**PROBLEM TO SOLVE**
Please reproduce the following records exactly, with nothing omitted.

**RECORDS FOR PROCESSING**
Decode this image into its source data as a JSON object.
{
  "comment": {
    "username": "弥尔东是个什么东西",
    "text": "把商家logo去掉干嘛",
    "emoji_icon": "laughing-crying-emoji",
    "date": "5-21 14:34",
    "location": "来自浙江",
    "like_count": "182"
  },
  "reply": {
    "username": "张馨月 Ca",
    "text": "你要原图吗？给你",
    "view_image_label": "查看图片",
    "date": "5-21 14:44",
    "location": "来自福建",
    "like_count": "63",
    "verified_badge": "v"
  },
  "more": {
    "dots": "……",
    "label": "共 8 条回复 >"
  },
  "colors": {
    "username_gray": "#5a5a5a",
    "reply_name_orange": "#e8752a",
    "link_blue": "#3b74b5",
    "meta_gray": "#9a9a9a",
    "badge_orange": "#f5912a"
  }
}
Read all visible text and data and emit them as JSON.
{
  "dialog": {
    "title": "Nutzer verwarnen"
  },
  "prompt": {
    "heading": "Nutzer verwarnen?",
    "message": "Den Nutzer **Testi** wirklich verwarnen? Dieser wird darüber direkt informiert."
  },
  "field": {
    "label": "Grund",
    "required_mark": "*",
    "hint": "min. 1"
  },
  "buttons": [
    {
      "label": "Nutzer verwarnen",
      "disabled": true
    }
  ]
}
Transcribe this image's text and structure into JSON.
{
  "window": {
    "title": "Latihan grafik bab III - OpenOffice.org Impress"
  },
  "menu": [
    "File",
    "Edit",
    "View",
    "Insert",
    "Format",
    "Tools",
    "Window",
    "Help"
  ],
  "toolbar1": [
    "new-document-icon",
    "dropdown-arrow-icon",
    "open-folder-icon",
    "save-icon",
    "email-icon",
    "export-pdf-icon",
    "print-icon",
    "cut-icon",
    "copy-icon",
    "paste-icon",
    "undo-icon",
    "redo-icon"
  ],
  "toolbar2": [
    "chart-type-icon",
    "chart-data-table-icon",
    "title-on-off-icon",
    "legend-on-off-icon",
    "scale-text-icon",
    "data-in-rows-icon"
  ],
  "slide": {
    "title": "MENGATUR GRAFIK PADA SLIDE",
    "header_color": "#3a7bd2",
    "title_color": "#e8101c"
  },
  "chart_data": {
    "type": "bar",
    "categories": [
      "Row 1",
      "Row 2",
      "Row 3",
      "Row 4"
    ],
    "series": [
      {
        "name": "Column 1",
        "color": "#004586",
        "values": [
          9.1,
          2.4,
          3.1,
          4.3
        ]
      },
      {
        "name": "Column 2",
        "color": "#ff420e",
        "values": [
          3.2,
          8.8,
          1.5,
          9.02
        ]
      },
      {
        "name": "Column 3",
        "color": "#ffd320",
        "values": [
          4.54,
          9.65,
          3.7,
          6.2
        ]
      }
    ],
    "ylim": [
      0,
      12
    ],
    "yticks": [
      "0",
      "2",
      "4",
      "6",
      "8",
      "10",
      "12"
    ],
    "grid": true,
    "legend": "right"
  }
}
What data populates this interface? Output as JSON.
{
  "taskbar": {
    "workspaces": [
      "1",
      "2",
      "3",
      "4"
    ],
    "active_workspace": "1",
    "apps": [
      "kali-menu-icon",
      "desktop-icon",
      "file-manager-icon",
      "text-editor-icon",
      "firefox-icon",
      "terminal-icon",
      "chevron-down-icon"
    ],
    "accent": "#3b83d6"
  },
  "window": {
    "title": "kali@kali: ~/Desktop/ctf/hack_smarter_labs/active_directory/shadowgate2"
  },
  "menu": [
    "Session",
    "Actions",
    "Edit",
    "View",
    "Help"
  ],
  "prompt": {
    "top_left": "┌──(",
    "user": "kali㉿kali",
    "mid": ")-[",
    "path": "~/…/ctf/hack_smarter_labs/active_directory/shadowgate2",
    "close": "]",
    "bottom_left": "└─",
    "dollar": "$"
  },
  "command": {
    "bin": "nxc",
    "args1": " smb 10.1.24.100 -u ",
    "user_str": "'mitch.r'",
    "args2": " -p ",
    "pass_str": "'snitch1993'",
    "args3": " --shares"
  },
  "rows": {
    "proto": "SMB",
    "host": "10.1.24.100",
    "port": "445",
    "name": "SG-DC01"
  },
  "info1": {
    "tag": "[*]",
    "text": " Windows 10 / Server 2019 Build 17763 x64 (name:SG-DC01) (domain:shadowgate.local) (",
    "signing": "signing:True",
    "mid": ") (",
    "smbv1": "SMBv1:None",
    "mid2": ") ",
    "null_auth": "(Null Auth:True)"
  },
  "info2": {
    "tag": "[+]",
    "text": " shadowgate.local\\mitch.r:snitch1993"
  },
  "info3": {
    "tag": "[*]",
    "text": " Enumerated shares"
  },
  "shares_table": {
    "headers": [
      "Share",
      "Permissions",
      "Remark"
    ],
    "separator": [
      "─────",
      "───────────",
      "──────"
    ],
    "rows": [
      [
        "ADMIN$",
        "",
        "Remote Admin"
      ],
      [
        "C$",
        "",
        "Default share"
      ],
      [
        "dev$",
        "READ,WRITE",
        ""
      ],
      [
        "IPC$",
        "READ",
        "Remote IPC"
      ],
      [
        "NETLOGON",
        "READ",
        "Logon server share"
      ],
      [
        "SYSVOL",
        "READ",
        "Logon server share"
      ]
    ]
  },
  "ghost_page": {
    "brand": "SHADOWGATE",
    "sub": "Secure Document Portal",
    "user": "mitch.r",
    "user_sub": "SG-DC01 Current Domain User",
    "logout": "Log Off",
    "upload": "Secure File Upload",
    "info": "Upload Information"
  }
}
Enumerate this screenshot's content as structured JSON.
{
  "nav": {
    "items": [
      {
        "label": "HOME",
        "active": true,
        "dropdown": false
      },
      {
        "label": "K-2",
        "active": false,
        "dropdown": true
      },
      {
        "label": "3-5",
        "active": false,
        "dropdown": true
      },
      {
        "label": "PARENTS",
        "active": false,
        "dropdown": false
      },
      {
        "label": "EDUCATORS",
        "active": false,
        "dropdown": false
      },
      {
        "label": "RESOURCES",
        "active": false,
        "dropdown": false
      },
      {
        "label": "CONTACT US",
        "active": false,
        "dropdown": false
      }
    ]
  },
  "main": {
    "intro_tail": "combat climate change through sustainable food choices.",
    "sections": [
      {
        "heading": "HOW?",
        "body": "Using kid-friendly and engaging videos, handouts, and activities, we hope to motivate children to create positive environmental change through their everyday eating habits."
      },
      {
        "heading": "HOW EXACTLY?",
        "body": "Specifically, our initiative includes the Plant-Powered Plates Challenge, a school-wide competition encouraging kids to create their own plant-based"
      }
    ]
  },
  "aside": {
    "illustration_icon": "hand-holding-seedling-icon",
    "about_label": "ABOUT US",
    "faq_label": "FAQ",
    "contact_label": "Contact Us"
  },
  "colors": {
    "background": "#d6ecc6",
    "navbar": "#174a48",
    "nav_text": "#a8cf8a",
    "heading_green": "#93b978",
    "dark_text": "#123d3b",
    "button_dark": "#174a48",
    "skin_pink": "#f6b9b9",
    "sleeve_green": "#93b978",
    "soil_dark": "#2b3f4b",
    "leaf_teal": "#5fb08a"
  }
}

**WRITTEN SOLUTION**
Decode this image into its source data as a JSON object.
{
  "comment": {
    "username": "弥尔东是个什么东西",
    "text": "把商家logo去掉干嘛",
    "emoji_icon": "laughing-crying-emoji",
    "date": "5-21 14:34",
    "location": "来自浙江",
    "like_count": "182"
  },
  "reply": {
    "username": "张馨月 Ca",
    "text": "你要原图吗？给你",
    "view_image_label": "查看图片",
    "date": "5-21 14:44",
    "location": "来自福建",
    "like_count": "63",
    "verified_badge": "v"
  },
  "more": {
    "dots": "……",
    "label": "共 8 条回复 >"
  },
  "colors": {
    "username_gray": "#5a5a5a",
    "reply_name_orange": "#e8752a",
    "link_blue": "#3b74b5",
    "meta_gray": "#9a9a9a",
    "badge_orange": "#f5912a"
  }
}
Read all visible text and data and emit them as JSON.
{
  "dialog": {
    "title": "Nutzer verwarnen"
  },
  "prompt": {
    "heading": "Nutzer verwarnen?",
    "message": "Den Nutzer **Testi** wirklich verwarnen? Dieser wird darüber direkt informiert."
  },
  "field": {
    "label": "Grund",
    "required_mark": "*",
    "hint": "min. 1"
  },
  "buttons": [
    {
      "label": "Nutzer verwarnen",
      "disabled": true
    }
  ]
}
Transcribe this image's text and structure into JSON.
{
  "window": {
    "title": "Latihan grafik bab III - OpenOffice.org Impress"
  },
  "menu": [
    "File",
    "Edit",
    "View",
    "Insert",
    "Format",
    "Tools",
    "Window",
    "Help"
  ],
  "toolbar1": [
    "new-document-icon",
    "dropdown-arrow-icon",
    "open-folder-icon",
    "save-icon",
    "email-icon",
    "export-pdf-icon",
    "print-icon",
    "cut-icon",
    "copy-icon",
    "paste-icon",
    "undo-icon",
    "redo-icon"
  ],
  "toolbar2": [
    "chart-type-icon",
    "chart-data-table-icon",
    "title-on-off-icon",
    "legend-on-off-icon",
    "scale-text-icon",
    "data-in-rows-icon"
  ],
  "slide": {
    "title": "MENGATUR GRAFIK PADA SLIDE",
    "header_color": "#3a7bd2",
    "title_color": "#e8101c"
  },
  "chart_data": {
    "type": "bar",
    "categories": [
      "Row 1",
      "Row 2",
      "Row 3",
      "Row 4"
    ],
    "series": [
      {
        "name": "Column 1",
        "color": "#004586",
        "values": [
          9.1,
          2.4,
          3.1,
          4.3
        ]
      },
      {
        "name": "Column 2",
        "color": "#ff420e",
        "values": [
          3.2,
          8.8,
          1.5,
          9.02
        ]
      },
      {
        "name": "Column 3",
        "color": "#ffd320",
        "values": [
          4.54,
          9.65,
          3.7,
          6.2
        ]
      }
    ],
    "ylim": [
      0,
      12
    ],
    "yticks": [
      "0",
      "2",
      "4",
      "6",
      "8",
      "10",
      "12"
    ],
    "grid": true,
    "legend": "right"
  }
}
What data populates this interface? Output as JSON.
{
  "taskbar": {
    "workspaces": [
      "1",
      "2",
      "3",
      "4"
    ],
    "active_workspace": "1",
    "apps": [
      "kali-menu-icon",
      "desktop-icon",
      "file-manager-icon",
      "text-editor-icon",
      "firefox-icon",
      "terminal-icon",
      "chevron-down-icon"
    ],
    "accent": "#3b83d6"
  },
  "window": {
    "title": "kali@kali: ~/Desktop/ctf/hack_smarter_labs/active_directory/shadowgate2"
  },
  "menu": [
    "Session",
    "Actions",
    "Edit",
    "View",
    "Help"
  ],
  "prompt": {
    "top_left": "┌──(",
    "user": "kali㉿kali",
    "mid": ")-[",
    "path": "~/…/ctf/hack_smarter_labs/active_directory/shadowgate2",
    "close": "]",
    "bottom_left": "└─",
    "dollar": "$"
  },
  "command": {
    "bin": "nxc",
    "args1": " smb 10.1.24.100 -u ",
    "user_str": "'mitch.r'",
    "args2": " -p ",
    "pass_str": "'snitch1993'",
    "args3": " --shares"
  },
  "rows": {
    "proto": "SMB",
    "host": "10.1.24.100",
    "port": "445",
    "name": "SG-DC01"
  },
  "info1": {
    "tag": "[*]",
    "text": " Windows 10 / Server 2019 Build 17763 x64 (name:SG-DC01) (domain:shadowgate.local) (",
    "signing": "signing:True",
    "mid": ") (",
    "smbv1": "SMBv1:None",
    "mid2": ") ",
    "null_auth": "(Null Auth:True)"
  },
  "info2": {
    "tag": "[+]",
    "text": " shadowgate.local\\mitch.r:snitch1993"
  },
  "info3": {
    "tag": "[*]",
    "text": " Enumerated shares"
  },
  "shares_table": {
    "headers": [
      "Share",
      "Permissions",
      "Remark"
    ],
    "separator": [
      "─────",
      "───────────",
      "──────"
    ],
    "rows": [
      [
        "ADMIN$",
        "",
        "Remote Admin"
      ],
      [
        "C$",
        "",
        "Default share"
      ],
      [
        "dev$",
        "READ,WRITE",
        ""
      ],
      [
        "IPC$",
        "READ",
        "Remote IPC"
      ],
      [
        "NETLOGON",
        "READ",
        "Logon server share"
      ],
      [
        "SYSVOL",
        "READ",
        "Logon server share"
      ]
    ]
  },
  "ghost_page": {
    "brand": "SHADOWGATE",
    "sub": "Secure Document Portal",
    "user": "mitch.r",
    "user_sub": "SG-DC01 Current Domain User",
    "logout": "Log Off",
    "upload": "Secure File Upload",
    "info": "Upload Information"
  }
}
Enumerate this screenshot's content as structured JSON.
{
  "nav": {
    "items": [
      {
        "label": "HOME",
        "active": true,
        "dropdown": false
      },
      {
        "label": "K-2",
        "active": false,
        "dropdown": true
      },
      {
        "label": "3-5",
        "active": false,
        "dropdown": true
      },
      {
        "label": "PARENTS",
        "active": false,
        "dropdown": false
      },
      {
        "label": "EDUCATORS",
        "active": false,
        "dropdown": false
      },
      {
        "label": "RESOURCES",
        "active": false,
        "dropdown": false
      },
      {
        "label": "CONTACT US",
        "active": false,
        "dropdown": false
      }
    ]
  },
  "main": {
    "intro_tail": "combat climate change through sustainable food choices.",
    "sections": [
      {
        "heading": "HOW?",
        "body": "Using kid-friendly and engaging videos, handouts, and activities, we hope to motivate children to create positive environmental change through their everyday eating habits."
      },
      {
        "heading": "HOW EXACTLY?",
        "body": "Specifically, our initiative includes the Plant-Powered Plates Challenge, a school-wide competition encouraging kids to create their own plant-based"
      }
    ]
  },
  "aside": {
    "illustration_icon": "hand-holding-seedling-icon",
    "about_label": "ABOUT US",
    "faq_label": "FAQ",
    "contact_label": "Contact Us"
  },
  "colors": {
    "background": "#d6ecc6",
    "navbar": "#174a48",
    "nav_text": "#a8cf8a",
    "heading_green": "#93b978",
    "dark_text": "#123d3b",
    "button_dark": "#174a48",
    "skin_pink": "#f6b9b9",
    "sleeve_green": "#93b978",
    "soil_dark": "#2b3f4b",
    "leaf_teal": "#5fb08a"
  }
}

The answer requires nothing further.